Plymouth State University mathematics professor Brian Beaudrie has been selected as the recipient of the Ed and Marilyn Wixson Endowed Professorship of Mathematics. The Wixsons, both retired PSU mathematics faculty members, established the professorship last fall. Beaudrie, who has taught at PSU for five years, is the first Wixson professor. Read More

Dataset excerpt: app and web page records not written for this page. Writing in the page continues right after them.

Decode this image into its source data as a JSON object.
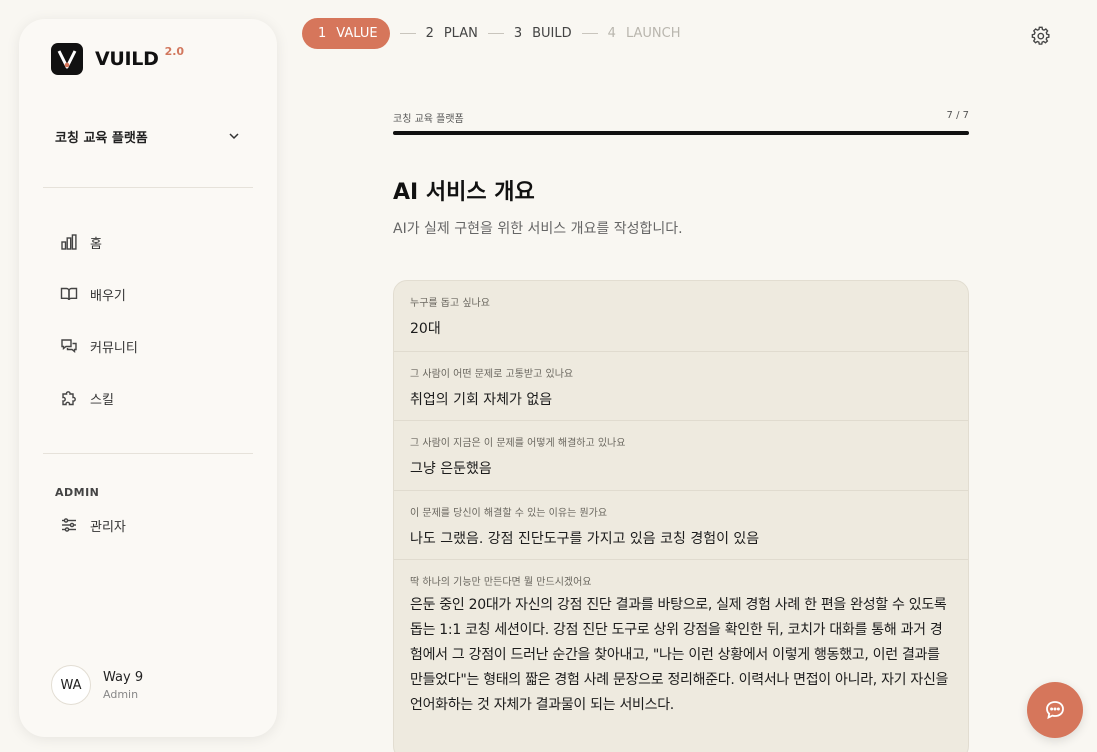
{
  "brand": {
    "name": "VUILD",
    "version": "2.0"
  },
  "project_selector": {
    "value": "코칭 교육 플랫폼"
  },
  "nav": {
    "items": [
      {
        "label": "홈",
        "icon": "bar-chart-icon"
      },
      {
        "label": "배우기",
        "icon": "book-icon"
      },
      {
        "label": "커뮤니티",
        "icon": "chat-bubbles-icon"
      },
      {
        "label": "스킬",
        "icon": "puzzle-icon"
      }
    ],
    "admin_title": "ADMIN",
    "admin_items": [
      {
        "label": "관리자",
        "icon": "sliders-icon"
      }
    ]
  },
  "user": {
    "initials": "WA",
    "name": "Way 9",
    "role": "Admin"
  },
  "stepper": {
    "steps": [
      {
        "num": "1",
        "label": "VALUE",
        "state": "active"
      },
      {
        "num": "2",
        "label": "PLAN",
        "state": "done"
      },
      {
        "num": "3",
        "label": "BUILD",
        "state": "done"
      },
      {
        "num": "4",
        "label": "LAUNCH",
        "state": "todo"
      }
    ]
  },
  "progress": {
    "label": "코칭 교육 플랫폼",
    "count": "7 / 7",
    "fraction": 1.0
  },
  "page": {
    "title": "AI 서비스 개요",
    "subtitle": "AI가 실제 구현을 위한 서비스 개요를 작성합니다."
  },
  "qa": [
    {
      "question": "누구를 돕고 싶나요",
      "answer": "20대"
    },
    {
      "question": "그 사람이 어떤 문제로 고통받고 있나요",
      "answer": "취업의 기회 자체가 없음"
    },
    {
      "question": "그 사람이 지금은 이 문제를 어떻게 해결하고 있나요",
      "answer": "그냥 은둔했음"
    },
    {
      "question": "이 문제를 당신이 해결할 수 있는 이유는 뭔가요",
      "answer": "나도 그랬음. 강점 진단도구를 가지고 있음 코칭 경험이 있음"
    },
    {
      "question": "딱 하나의 기능만 만든다면 뭘 만드시겠어요",
      "answer": "은둔 중인 20대가 자신의 강점 진단 결과를 바탕으로, 실제 경험 사례 한 편을 완성할 수 있도록 돕는 1:1 코칭 세션이다. 강점 진단 도구로 상위 강점을 확인한 뒤, 코치가 대화를 통해 과거 경험에서 그 강점이 드러난 순간을 찾아내고, \"나는 이런 상황에서 이렇게 행동했고, 이런 결과를 만들었다\"는 형태의 짧은 경험 사례 문장으로 정리해준다. 이력서나 면접이 아니라, 자기 자신을 언어화하는 것 자체가 결과물이 되는 서비스다."
    }
  ],
  "colors": {
    "accent": "#d6765b",
    "background": "#f9f7f2",
    "card": "#eeeadf"
  }
}
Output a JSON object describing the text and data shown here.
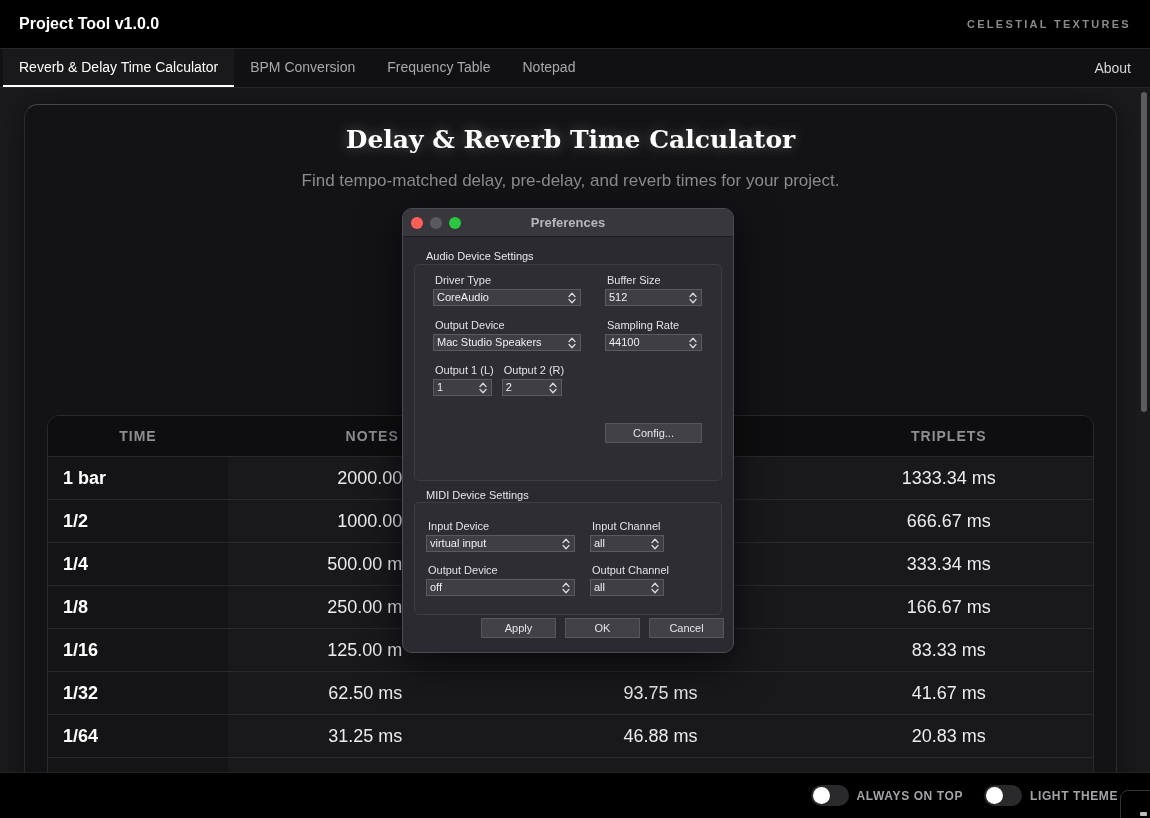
{
  "app": {
    "title": "Project Tool v1.0.0",
    "brand": "CELESTIAL TEXTURES"
  },
  "tabs": [
    {
      "label": "Reverb & Delay Time Calculator",
      "selected": true
    },
    {
      "label": "BPM Conversion",
      "selected": false
    },
    {
      "label": "Frequency Table",
      "selected": false
    },
    {
      "label": "Notepad",
      "selected": false
    }
  ],
  "about_link": "About",
  "calculator": {
    "heading": "Delay & Reverb Time Calculator",
    "subtitle": "Find tempo-matched delay, pre-delay, and reverb times for your project.",
    "table": {
      "headers": {
        "time": "TIME",
        "notes": "NOTES",
        "triplets": "TRIPLETS"
      },
      "rows": [
        {
          "time": "1 bar",
          "notes": "2000.00",
          "triplets": "1333.34 ms"
        },
        {
          "time": "1/2",
          "notes": "1000.00",
          "triplets": "666.67 ms"
        },
        {
          "time": "1/4",
          "notes": "500.00 m",
          "triplets": "333.34 ms"
        },
        {
          "time": "1/8",
          "notes": "250.00 m",
          "triplets": "166.67 ms"
        },
        {
          "time": "1/16",
          "notes": "125.00 m",
          "triplets": "83.33 ms"
        },
        {
          "time": "1/32",
          "notes": "62.50 ms",
          "column_3": "93.75 ms",
          "triplets": "41.67 ms"
        },
        {
          "time": "1/64",
          "notes": "31.25 ms",
          "column_3": "46.88 ms",
          "triplets": "20.83 ms"
        }
      ]
    }
  },
  "preferences_dialog": {
    "title": "Preferences",
    "window_buttons": [
      {
        "kind": "close",
        "disabled": false
      },
      {
        "kind": "minimize",
        "disabled": true
      },
      {
        "kind": "zoom",
        "disabled": false
      }
    ],
    "audio_settings": {
      "title": "Audio Device Settings",
      "driver_type": {
        "label": "Driver Type",
        "value": "CoreAudio"
      },
      "buffer_size": {
        "label": "Buffer Size",
        "value": "512"
      },
      "output_device": {
        "label": "Output Device",
        "value": "Mac Studio Speakers"
      },
      "sampling_rate": {
        "label": "Sampling Rate",
        "value": "44100"
      },
      "output_1": {
        "label": "Output 1 (L)",
        "value": "1"
      },
      "output_2": {
        "label": "Output 2 (R)",
        "value": "2"
      },
      "config_button": "Config..."
    },
    "midi_settings": {
      "title": "MIDI Device Settings",
      "input_device": {
        "label": "Input Device",
        "value": "virtual input"
      },
      "input_channel": {
        "label": "Input Channel",
        "value": "all"
      },
      "output_device": {
        "label": "Output Device",
        "value": "off"
      },
      "output_channel": {
        "label": "Output Channel",
        "value": "all"
      }
    },
    "buttons": [
      "Apply",
      "OK",
      "Cancel"
    ]
  },
  "footer": {
    "toggles": [
      {
        "label": "ALWAYS ON TOP",
        "on": false
      },
      {
        "label": "LIGHT THEME",
        "on": false
      }
    ]
  }
}
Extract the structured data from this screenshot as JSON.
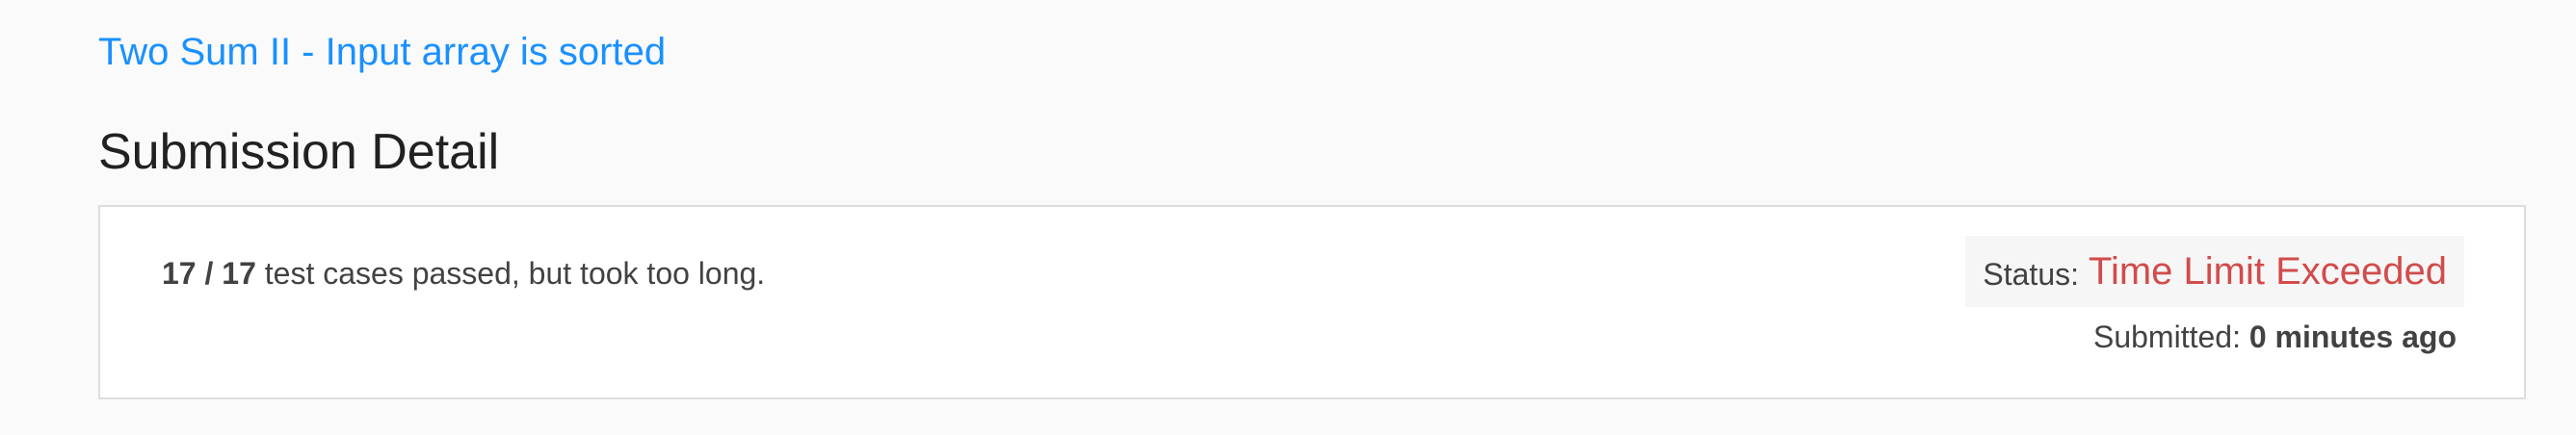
{
  "problem": {
    "title": "Two Sum II - Input array is sorted"
  },
  "page": {
    "heading": "Submission Detail"
  },
  "submission": {
    "passed_count": "17 / 17",
    "result_text": " test cases passed, but took too long.",
    "status_label": "Status:",
    "status_value": "Time Limit Exceeded",
    "submitted_label": "Submitted:",
    "submitted_time": "0 minutes ago"
  },
  "colors": {
    "link": "#1a90ff",
    "status_error": "#d24b4b",
    "heading": "#212121"
  }
}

The legacy of the late Barbara Dearborn, a professor of mathematics at PSU for more than 35 years, lives on through two scholarships that reflect her dual passions for math and art. The Barbara Dearborn Endowed Mathematics Scholarship, which was established by Dearborn and her husband Dennis in 1982, is a merit-based scholarship awarded each year to a math major who demonstrates academic excellence. More recently, Dennis Dearborn and his daughter Mitzi established the Barbara Dearborn Endowed Art Scholarship Fund. The scholarship, which will provide tuition assistance to third-year fine arts majors who show exceptional commitment, enthusiasm, and achievement in the fine arts, is a loving tribute to Dearborn, who passed away in 1996. Read More
Christian Doogan, a PSU graduate student studying the source of toxic aluminum in New Hampshire watersheds, has been awarded the first Joe and Gail White Fellowship.
The White Fellowship was created by two Plymouth State graduates who care deeply about protecting New Hampshire’s natural resources and fostering PSU’s ongoing efforts in educating the public about this goal. Joe ’68 and Gail White ’66 were both teachers who eventually started a successful organic farm in southern New Hampshire. The White Fellowship pays a graduate student’s tuition, a stipend, or research expenses. Read More
Expanding its global presence, Plymouth State University’s College of Graduate Studies is now offering master’s degree programs in School Counseling and School Psychology for international students. The new programs fill a worldwide critical need for school counselors and school psychologists who are skilled in transforming individuals and institutions.
“Plymouth State does a lot of international work, especially with international schools, and school psychology and counseling were notably absent in regard to advanced studies, so this is a prudent and professional decision for us,” said Gary Goodnough, counselor education program coordinator.
Through a blend of both intensive summer study on the PSU campus and online coursework during the remainder of each year, internationally based students can complete the requirements necessary to become professional school counselors and psychologists. Read More
Acclaimed ecosystem researcher and scientist Patrick Bourgeron is the new director of Plymouth State University’s Center for the Environment.
A native of France, Bourgeron comes to PSU from the University of Colorado Institute of Arctic and Alpine Research, where he has served as research fellow since 1997. He has nearly 30 years experience in environmental research, planning, land use policy, and teaching in the U.S., France, Canada, and Africa.
Bourgeron believes the CFE’s expertise can benefit many constituencies. “A regional, comprehensive university that strives for excellence can help many constituencies achieve their goals,” said Bourgeron. “We will involve the public, scientists, and environmental organizations in our work.” Read More
The 18 members of the PSU Chamber Singers joined Dan Perkins, director of choral activities and professor of music, over Winterim for an unforgettable tour of Vietnam, where they made new friends and enjoyed a wide range of cultural experiences in their roles as international musical ambassadors.
Perkins, who was honored last fall with the University’s first professorship, the Stevens-Bristow Endowed Professorship, is principal guest conductor of the Vietnam National Opera. Fulfilling one of the requirements of the Stevens-Bristow Professorship, Perkins gave a presentation with the Chamber Singers at the Silver Center for the Arts to discuss the educational and cultural experiences they had during their visit. The Chamber Singers, who were dressed in traditional Vietnamese clothes that had been made for them while in Vietnam, opened the presentation with a Vietnamese folk song. Read More